The agreement also includes one mostly blank page with a handwritten note indicating that information on the page was withheld under an exemption in the S.C. Freedom of Information Act for “confidential proprietary” information, though no further explanation was given.

Repeat of History?

ZF Group plans to locate its Laurens County plant in the Owings Industrial Park off Interstate 385 near Gray Court. Laurens County Administrator Ernest Segars said it would be the park’s first tenant.

The plant will produce fuel-efficient automatic transmissions for the passenger car and light truck market, according to a Department of Commerce press release. A ZF spokesman was quoted in an Upstate newspaper at the time of the announcement as saying that the company hoped to land BMW as a customer. The same story also said a ZF subsidiary in Duncan has supplied BMW since 1994.

According to the company’s website (www.zf.com), ZF operates 117 plants in 26 countries with a workforce of about 70,000 employees.

“I’ve been doing this for a long time, and I’m reasonably confident they will do what they said they will do,” Segars told The Nerve last week, noting that the plant is expected to be in operation in about a year.

Segars said the incentives offered to ZF Group are “just part of the process.” Asked if he believes the company would have chosen Laurens County without the incentives, Segars replied, “I doubt very seriously they would have.”

Perhaps, but dangling out the incentives carrot doesn’t guarantee success – at least that’s what happened with another proposed industrial project in the county.

In October 2008, Brazilian-based Fitesa, a fabric manufacturer, announced that it would invest $120 million and create at least 80 new jobs with a new plant in the same industrial park that the ZF plant will occupy.

Sanford and other state and county officials attended the announcement at the Laurens County Courthouse. A large banner was dropped at the courthouse that read, “Laurens County Welcomes Fitesa.”

But “Project Goldbug,” as it was dubbed, never got off the ground.

“At the time they announced, the economy worldwide had trouble,” Segars told The Nerve last week.

Segars said incentives were offered in the failed project, though he couldn’t recall specifics. He said the county was “not out anything,” noting that the incentives were based on Fitesa hitting job-creation and investment targets.

Regardless, Laurens County officials apparently are about to roll out the incentives red carpet again for yet another company.

Last week, Gov. Nikki Haley along with Commerce and county officials announced that Flame Spray S.p.A, an Italian international group and maker of thermal spray coatings mainly for industrial gas turbine and aircraft components, plans to locate a $9.2 million plant in an existing building in the Woodfield Industrial Park. The project is expected to bring at least 50 new jobs over the next five years, officials said.

Cruickshanks, the county attorney, declined last week to discuss specifics of the county incentives agreement for that project, saying it would be made available publicly after a scheduled County Council meeting tonight.

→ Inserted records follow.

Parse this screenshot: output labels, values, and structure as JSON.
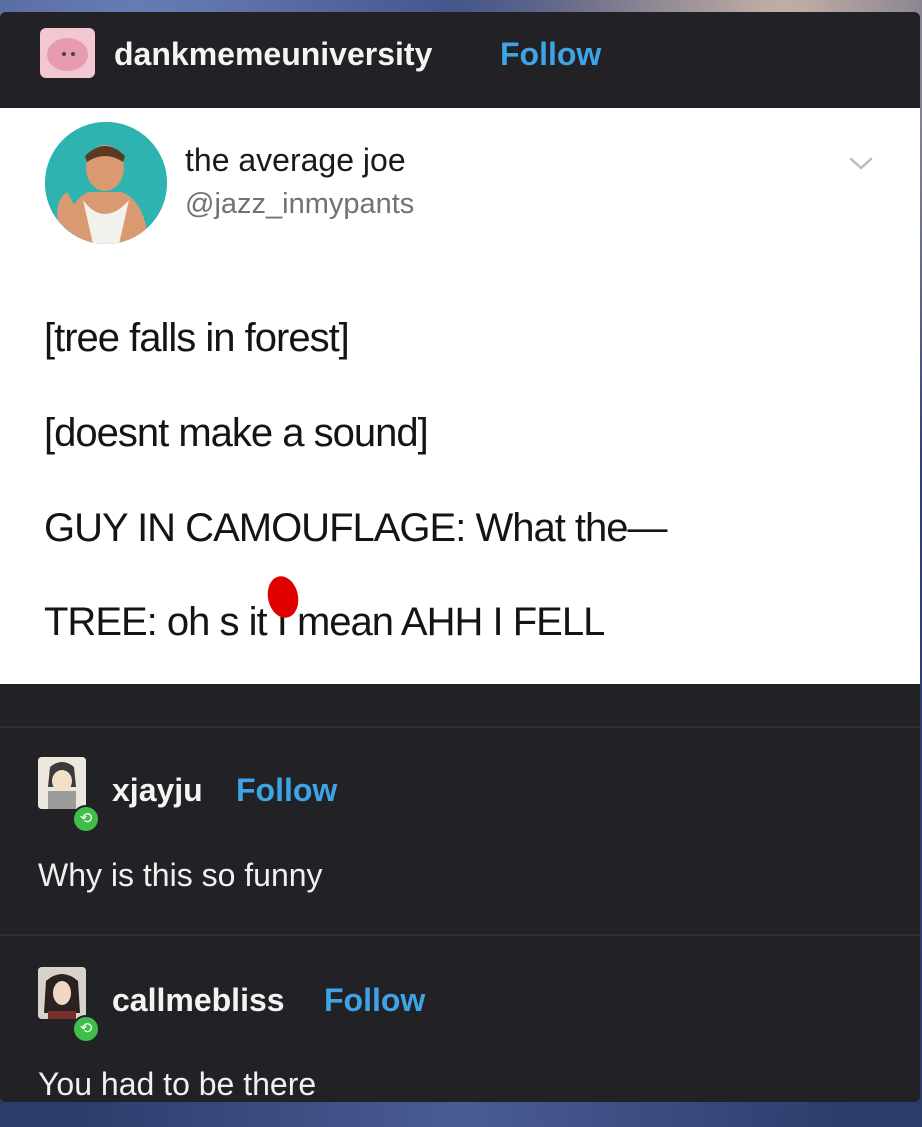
{
  "header": {
    "blog_name": "dankmemeuniversity",
    "follow_label": "Follow"
  },
  "tweet": {
    "display_name": "the average joe",
    "handle": "@jazz_inmypants",
    "lines": [
      "[tree falls in forest]",
      "[doesnt make a sound]",
      "GUY IN CAMOUFLAGE: What the—",
      "TREE: oh s  it I mean AHH I FELL"
    ]
  },
  "reblogs": [
    {
      "username": "xjayju",
      "follow_label": "Follow",
      "comment": "Why is this so funny"
    },
    {
      "username": "callmebliss",
      "follow_label": "Follow",
      "comment": "You had to be there"
    }
  ],
  "icons": {
    "reblog_badge": "reblog-icon",
    "tweet_menu": "chevron-down-icon"
  },
  "colors": {
    "follow": "#3fa4e6",
    "card_bg": "#222226",
    "reblog_badge": "#3fbf4a"
  }
}
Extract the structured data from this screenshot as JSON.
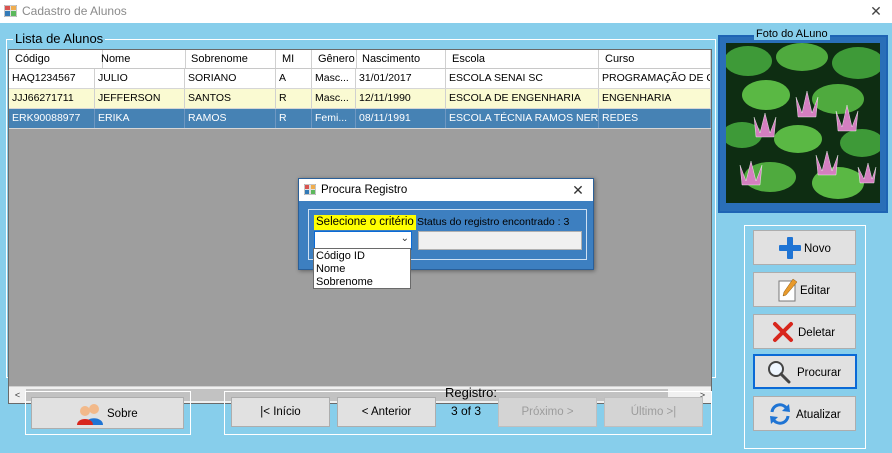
{
  "window": {
    "title": "Cadastro de Alunos",
    "close_glyph": "✕"
  },
  "list_group": {
    "label": "Lista de Alunos"
  },
  "grid": {
    "columns": [
      "Código",
      "Nome",
      "Sobrenome",
      "MI",
      "Gênero",
      "Nascimento",
      "Escola",
      "Curso"
    ],
    "rows": [
      [
        "HAQ1234567",
        "JULIO",
        "SORIANO",
        "A",
        "Masc...",
        "31/01/2017",
        "ESCOLA SENAI SC",
        "PROGRAMAÇÃO DE COM"
      ],
      [
        "JJJ66271711",
        "JEFFERSON",
        "SANTOS",
        "R",
        "Masc...",
        "12/11/1990",
        "ESCOLA DE ENGENHARIA",
        "ENGENHARIA"
      ],
      [
        "ERK90088977",
        "ERIKA",
        "RAMOS",
        "R",
        "Femi...",
        "08/11/1991",
        "ESCOLA TÉCNIA RAMOS NERU...",
        "REDES"
      ]
    ],
    "selected_row": 2
  },
  "photo": {
    "label": "Foto do ALuno"
  },
  "buttons": {
    "novo": "Novo",
    "editar": "Editar",
    "deletar": "Deletar",
    "procurar": "Procurar",
    "atualizar": "Atualizar",
    "sobre": "Sobre"
  },
  "navigation": {
    "registro_label": "Registro:",
    "registro_value": "3 of 3",
    "inicio": "|< Início",
    "anterior": "< Anterior",
    "proximo": "Próximo >",
    "ultimo": "Último >|"
  },
  "dialog": {
    "title": "Procura Registro",
    "criterio_label": "Selecione o critério",
    "status_label": "Status do registro encontrado : 3",
    "selected_value": "",
    "status_value": "",
    "options": [
      "Código ID",
      "Nome",
      "Sobrenome"
    ]
  },
  "colors": {
    "background": "#87ceeb",
    "grid_bg": "#9e9e9e",
    "row_white": "#ffffff",
    "row_alt": "#fafad2",
    "row_selected": "#4682b4",
    "dialog_bg": "#3d7fc0",
    "highlight_yellow": "#ffff00"
  }
}
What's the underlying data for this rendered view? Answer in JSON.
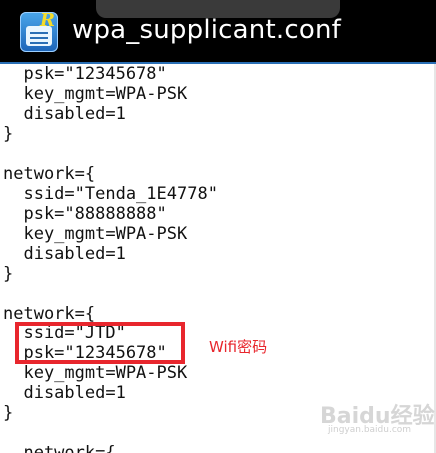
{
  "window": {
    "title": "wpa_supplicant.conf"
  },
  "app_icon": {
    "name": "editor-app-icon",
    "badge": "R"
  },
  "editor": {
    "lines": [
      "  psk=\"12345678\"",
      "  key_mgmt=WPA-PSK",
      "  disabled=1",
      "}",
      "",
      "network={",
      "  ssid=\"Tenda_1E4778\"",
      "  psk=\"88888888\"",
      "  key_mgmt=WPA-PSK",
      "  disabled=1",
      "}",
      "",
      "network={",
      "  ssid=\"JTD\"",
      "  psk=\"12345678\"",
      "  key_mgmt=WPA-PSK",
      "  disabled=1",
      "}",
      "",
      "  network={"
    ]
  },
  "annotation": {
    "text": "Wifi密码",
    "color": "#e8262d"
  },
  "watermark": {
    "text": "Baidu经验",
    "subtext": "jingyan.baidu.com"
  },
  "colors": {
    "titlebar": "#000000",
    "accent": "#2a6fb5",
    "highlight": "#e8262d"
  }
}
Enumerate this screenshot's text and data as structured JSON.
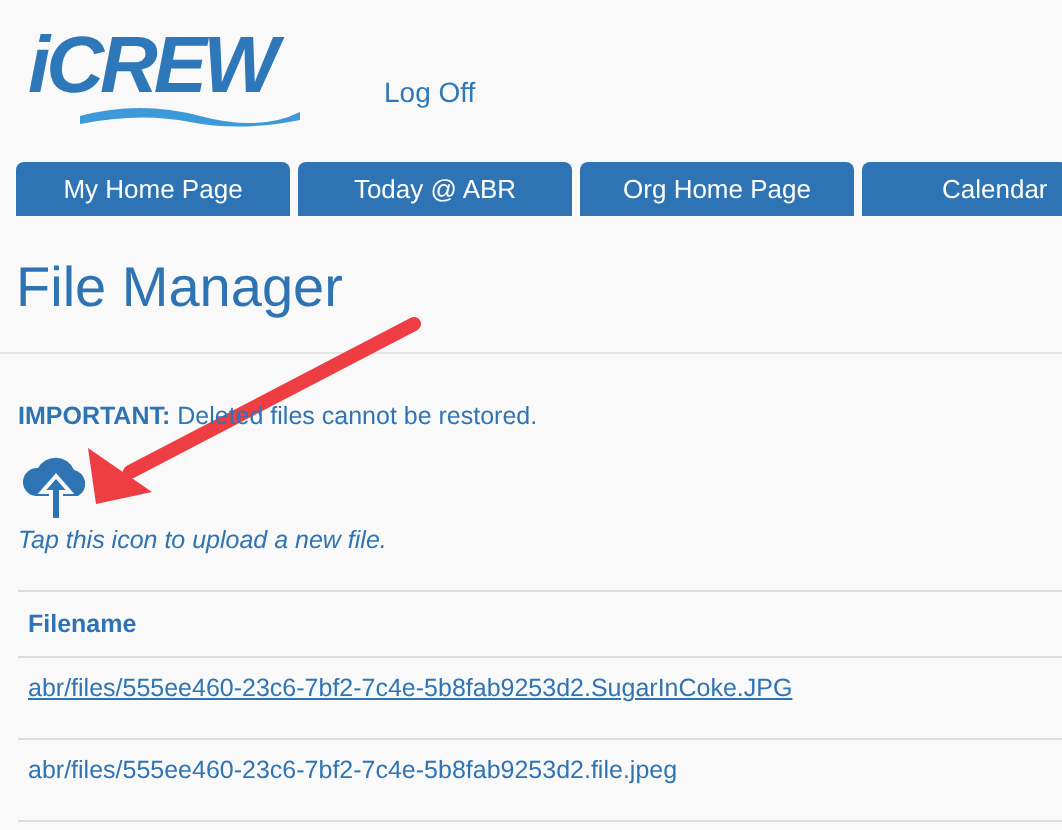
{
  "header": {
    "logo": "iCREW",
    "link": "Log Off"
  },
  "tabs": [
    {
      "label": "My Home Page",
      "selected": false
    },
    {
      "label": "Today @ ABR",
      "selected": false
    },
    {
      "label": "Org Home Page",
      "selected": false
    },
    {
      "label": "Calendar",
      "selected": false
    }
  ],
  "page": {
    "title": "File Manager",
    "notice": "**IMPORTANT:** Deleted files cannot be restored.",
    "upload_hint": "Tap this icon to upload a new file."
  },
  "table": {
    "columns": [
      "Filename"
    ],
    "rows": [
      {
        "filename": "abr/files/555ee460-23c6-7bf2-7c4e-5b8fab9253d2.SugarInCoke.JPG",
        "underlined": true
      },
      {
        "filename": "abr/files/555ee460-23c6-7bf2-7c4e-5b8fab9253d2.file.jpeg",
        "underlined": false
      }
    ]
  }
}
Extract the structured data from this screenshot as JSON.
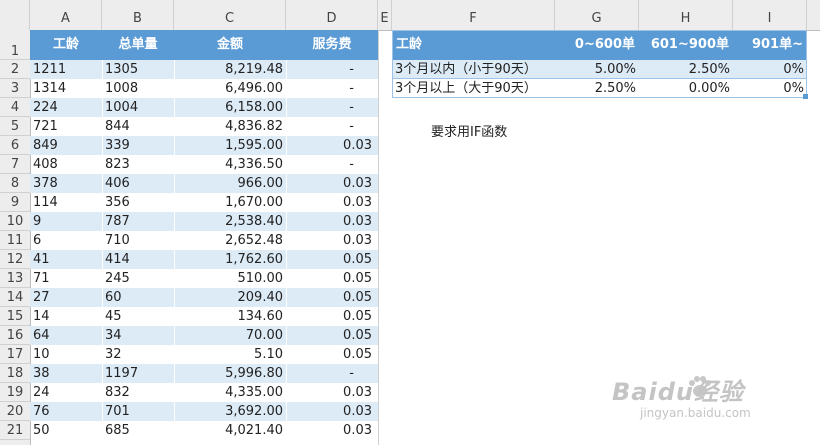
{
  "column_headers": [
    "A",
    "B",
    "C",
    "D",
    "E",
    "F",
    "G",
    "H",
    "I"
  ],
  "row_numbers": [
    "1",
    "2",
    "3",
    "4",
    "5",
    "6",
    "7",
    "8",
    "9",
    "10",
    "11",
    "12",
    "13",
    "14",
    "15",
    "16",
    "17",
    "18",
    "19",
    "20",
    "21"
  ],
  "left_table": {
    "headers": [
      "工龄",
      "总单量",
      "金额",
      "服务费"
    ],
    "rows": [
      [
        "1211",
        "1305",
        "8,219.48",
        "-"
      ],
      [
        "1314",
        "1008",
        "6,496.00",
        "-"
      ],
      [
        "224",
        "1004",
        "6,158.00",
        "-"
      ],
      [
        "721",
        "844",
        "4,836.82",
        "-"
      ],
      [
        "849",
        "339",
        "1,595.00",
        "0.03"
      ],
      [
        "408",
        "823",
        "4,336.50",
        "-"
      ],
      [
        "378",
        "406",
        "966.00",
        "0.03"
      ],
      [
        "114",
        "356",
        "1,670.00",
        "0.03"
      ],
      [
        "9",
        "787",
        "2,538.40",
        "0.03"
      ],
      [
        "6",
        "710",
        "2,652.48",
        "0.03"
      ],
      [
        "41",
        "414",
        "1,762.60",
        "0.05"
      ],
      [
        "71",
        "245",
        "510.00",
        "0.05"
      ],
      [
        "27",
        "60",
        "209.40",
        "0.05"
      ],
      [
        "14",
        "45",
        "134.60",
        "0.05"
      ],
      [
        "64",
        "34",
        "70.00",
        "0.05"
      ],
      [
        "10",
        "32",
        "5.10",
        "0.05"
      ],
      [
        "38",
        "1197",
        "5,996.80",
        "-"
      ],
      [
        "24",
        "832",
        "4,335.00",
        "0.03"
      ],
      [
        "76",
        "701",
        "3,692.00",
        "0.03"
      ],
      [
        "50",
        "685",
        "4,021.40",
        "0.03"
      ]
    ]
  },
  "right_table": {
    "headers": [
      "工龄",
      "0~600单",
      "601~900单",
      "901单~"
    ],
    "rows": [
      [
        "3个月以内（小于90天）",
        "5.00%",
        "2.50%",
        "0%"
      ],
      [
        "3个月以上（大于90天）",
        "2.50%",
        "0.00%",
        "0%"
      ]
    ]
  },
  "note": "要求用IF函数",
  "watermark": {
    "brand": "Baidu经验",
    "url": "jingyan.baidu.com"
  },
  "colors": {
    "header_blue": "#5b9bd5",
    "band_light": "#ddebf7",
    "grid_header": "#ededed"
  }
}
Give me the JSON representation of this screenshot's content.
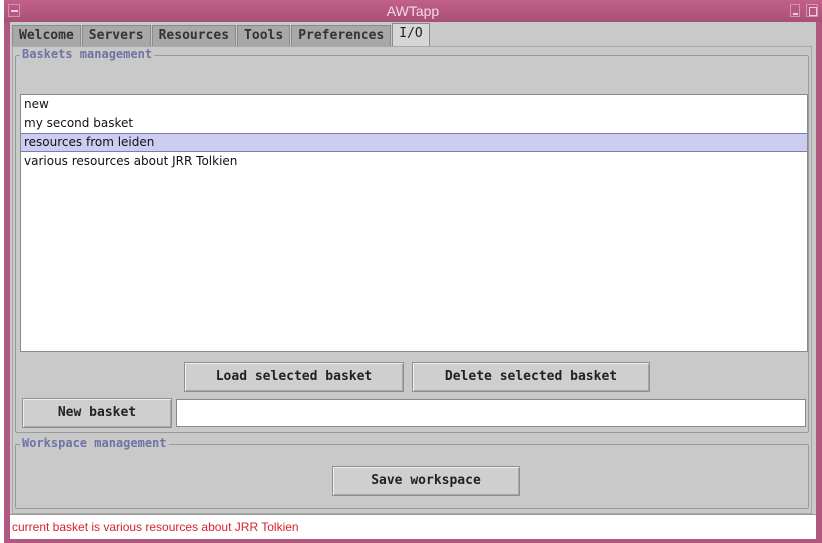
{
  "window": {
    "title": "AWTapp"
  },
  "tabs": [
    {
      "label": "Welcome"
    },
    {
      "label": "Servers"
    },
    {
      "label": "Resources"
    },
    {
      "label": "Tools"
    },
    {
      "label": "Preferences"
    },
    {
      "label": "I/O"
    }
  ],
  "active_tab": "I/O",
  "baskets": {
    "group_title": "Baskets management",
    "items": [
      {
        "label": "new"
      },
      {
        "label": "my second basket"
      },
      {
        "label": "resources from leiden"
      },
      {
        "label": "various resources about JRR Tolkien"
      }
    ],
    "selected_item": "resources from leiden",
    "load_label": "Load selected basket",
    "delete_label": "Delete selected basket",
    "new_label": "New basket",
    "new_value": ""
  },
  "workspace": {
    "group_title": "Workspace management",
    "save_label": "Save workspace"
  },
  "status": {
    "text": "current basket is various resources about JRR Tolkien"
  },
  "colors": {
    "title_bar": "#b0587e",
    "selection": "#cccdf0",
    "status_text": "#d8232a",
    "group_title": "#6f73a5"
  }
}
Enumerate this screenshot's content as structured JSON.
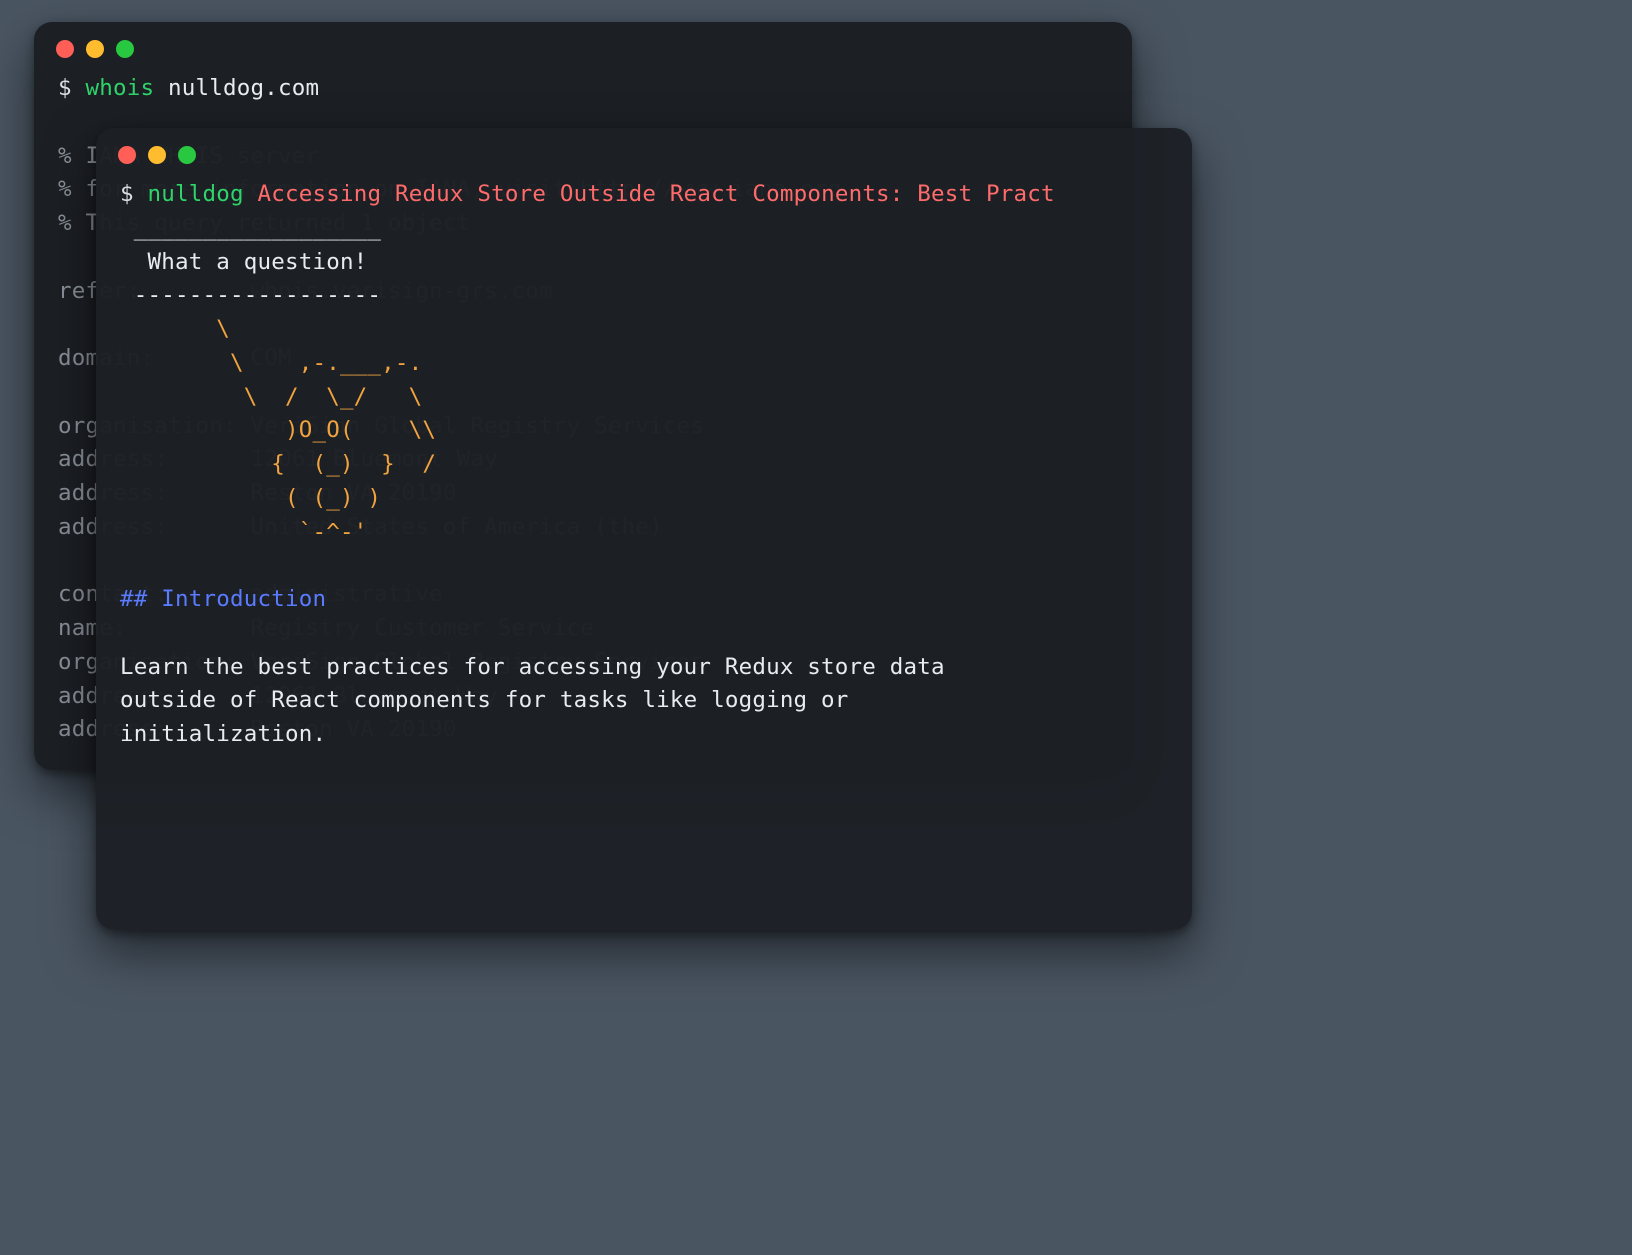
{
  "back": {
    "prompt_symbol": "$ ",
    "command": "whois ",
    "command_arg": "nulldog.com",
    "lines": [
      "% IANA WHOIS server",
      "% for more information on IANA, visit http://www.iana.org",
      "% This query returned 1 object",
      "",
      "refer:        whois.verisign-grs.com",
      "",
      "domain:       COM",
      "",
      "organisation: VeriSign Global Registry Services",
      "address:      12061 Bluemont Way",
      "address:      Reston VA 20190",
      "address:      United States of America (the)",
      "",
      "contact:      administrative",
      "name:         Registry Customer Service",
      "organisation: VeriSign Global Registry Services",
      "address:      12061 Bluemont Way",
      "address:      Reston VA 20190"
    ]
  },
  "front": {
    "prompt_symbol": "$ ",
    "command": "nulldog ",
    "title": "Accessing Redux Store Outside React Components: Best Pract",
    "bubble_top": " __________________",
    "bubble_text": "  What a question!",
    "bubble_bottom": " ------------------",
    "ascii": [
      "       \\",
      "        \\    ,-.___,-.",
      "         \\  /  \\_/   \\",
      "            )O_O(    \\\\",
      "           {  (_)  }  /",
      "            ( (_) )",
      "             `-^-'"
    ],
    "heading": "## Introduction",
    "paragraph": "Learn the best practices for accessing your Redux store data\noutside of React components for tasks like logging or\ninitialization."
  }
}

“Flame Spray’s job-creating, multi-million dollar investment in Laurens County is exciting news,” Haley said in a prepared statement last week. “It demonstrates how committed we are to bringing jobs to rural areas in addition to big cities, and it’s just the beginning of what we’re going to see when we work to reduce taxes, cut red tape and preserve our right-to-work status.”

Added Commerce Secretary Bobby Hitt, the former chief spokesman for BMW’s operations in South Carolina: “Flame Spray S.p.A’s decision to locate its new North American operations in Laurens County is another sign that our state is doing the right things to compete in the global market place. We are committed to building on these efforts.”

Whether they want to be or not, taxpayers likely also will be committed.

Reach Brundrett at (803) 254-4411 or rick@thenerve.org